Get-Recipient -RecipientTypeDetails UserMailbox -ResultSize Unlimited | Format-Table DisplayName, RootCapabilities DisplayName RootCapabilities ----------- ---------------- Tony Redmond BPOS_S_Enterprise Ben Owens (DCPG) None Andy Ruth (Director) BPOS_S_Standard, BPOS_S_Enterprise James Ryan BPOS_S_Enterprise
The Ben Owens account is an example where the assignment information isn’t yet populated. The Andy Ruth account is an example where two licenses are in place that include an Exchange service plan (one for Exchange Online Plan 1, the other for Plan 2). In this case, because Exchange Online Plan 2 enables more functionality than Plan 1, it’s the one that Exchange Online respects.
Concurrent License Assignments for Exchange Online
Traditionally, Exchange Online has not supported license stacking, which means that an Azure AD account can hold a single Exchange Online license. Most of the time this doesn’t matter because the usual situation is for an account to receive an Exchange Online license through a product SKU. For instance, Office 365 E3 and E5 both include the Exchange Online Plan 2 service plan.
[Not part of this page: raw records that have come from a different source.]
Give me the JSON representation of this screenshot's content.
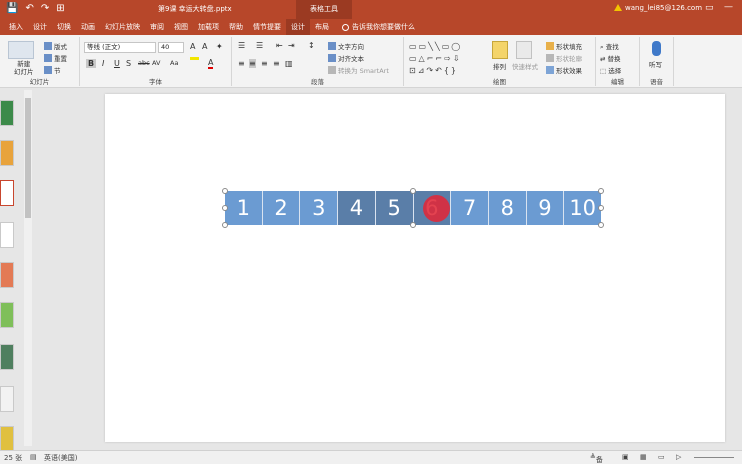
{
  "titlebar": {
    "doc_title": "第9课 幸运大转盘.pptx",
    "context_tool": "表格工具",
    "account": "wang_lei85@126.com",
    "qat": [
      "💾",
      "↶",
      "↷",
      "⊞"
    ]
  },
  "tabs": [
    "插入",
    "设计",
    "切换",
    "动画",
    "幻灯片放映",
    "审阅",
    "视图",
    "加载项",
    "帮助",
    "情节提要",
    "设计",
    "布局"
  ],
  "active_tab_index": 10,
  "search_tab": "告诉我你想要做什么",
  "ribbon": {
    "slides_group": {
      "label": "幻灯片",
      "new_slide": "新建\n幻灯片",
      "layout": "版式",
      "reset": "重置",
      "section": "节"
    },
    "font_group": {
      "label": "字体",
      "font_name": "等线 (正文)",
      "font_size": "40",
      "bold": "B",
      "italic": "I",
      "underline": "U",
      "strike": "S",
      "abc": "abc",
      "spacing": "AV",
      "case": "Aa",
      "font_color": "A"
    },
    "paragraph_group": {
      "label": "段落",
      "text_direction": "文字方向",
      "align_text": "对齐文本",
      "smartart": "转换为 SmartArt"
    },
    "drawing_group": {
      "label": "绘图",
      "arrange": "排列",
      "quick_styles": "快速样式",
      "shape_fill": "形状填充",
      "shape_outline": "形状轮廓",
      "shape_effects": "形状效果"
    },
    "editing_group": {
      "label": "编辑",
      "find": "查找",
      "replace": "替换",
      "select": "选择"
    },
    "voice_group": {
      "label": "语音",
      "dictate": "听写"
    }
  },
  "slide": {
    "table_cells": [
      "1",
      "2",
      "3",
      "4",
      "5",
      "6",
      "7",
      "8",
      "9",
      "10"
    ],
    "colors": {
      "light_cell": "#6b9bd2",
      "dark_cell": "#5a7ea8",
      "pointer": "#e02838"
    }
  },
  "statusbar": {
    "slide_count": "25 张",
    "language": "英语(美国)",
    "notes": "备注"
  }
}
However, it’s possible that an account might start out with a Microsoft 365 Business Basic license that includes Exchange Online Plan 1. The account belongs to a user who’s promoted to a management position that the organization requires to come within the scope of a retention policy and have an online archive. These features require Exchange Online Plan 2, so the organization removes the Microsoft 365 Business Basic license and assigns the account an Office 365 E3 license.
Exchange Online mandates that all user mailboxes have licenses. When the organization removes the Exchange Online Plan 1 license from the account, a chance exists that Exchange Online might soft-delete the mailbox and make it unavailable. The mailbox becomes available again when the account gains the Exchange Online Plan 2 license through Office 365 E3, but it’s not a great situation to be in if a user loses access to their mailbox while license administration is in progress.
Why Exchange Online License Stacking is Helpful
Support for license stacking (multiple concurrent licenses) means that the organization can assign the superior license to the account before removing the other license. This might happen through an automated process. For instance, a group-based licensing assignment might occur and assign the license because of the user’s new job means that they join a group. Later, another process might remove the inferior license from the account to return it to the unused license pool. Automated license assignment by reference to a property of Azure AD accounts is very common, both through Azure AD group-based assignment and purpose-built license management tools. Organizations often go down this route because of the complexity that’s sometimes found in understanding the combinations and permutations available in Azure AD licensing.
Group-Based Licensing for All
In August 2021, as part of their announcement about the retirement of the license assignment cmdlets in the Azure AD and MSOL PowerShell cmdlets. Microsoft promised to remove the additional licensing requirement for group-based licensing. That hasn’t happened yet because Microsoft has had to delay the move to the new licensing platform for Microsoft 365.
The current schedule deprecates the licensing cmdlets on March 31, 2023, and perhaps this will mark the point when Microsoft allows everyone to use group-based licensing. If you haven’t already migrated PowerShell scripts that do license management to the Microsoft Graph PowerShell SDK, it’s time to get going.
Good Housekeeping Change
Microsoft is rolling stacked licenses support for Exchange Online in the commercial clouds. Government clouds are next and will be done by the end of H1 2023. It’s not an exciting change, but it’s a good example of a housekeeping enhancement that will stop users losing access to their mailboxes due to internal license management.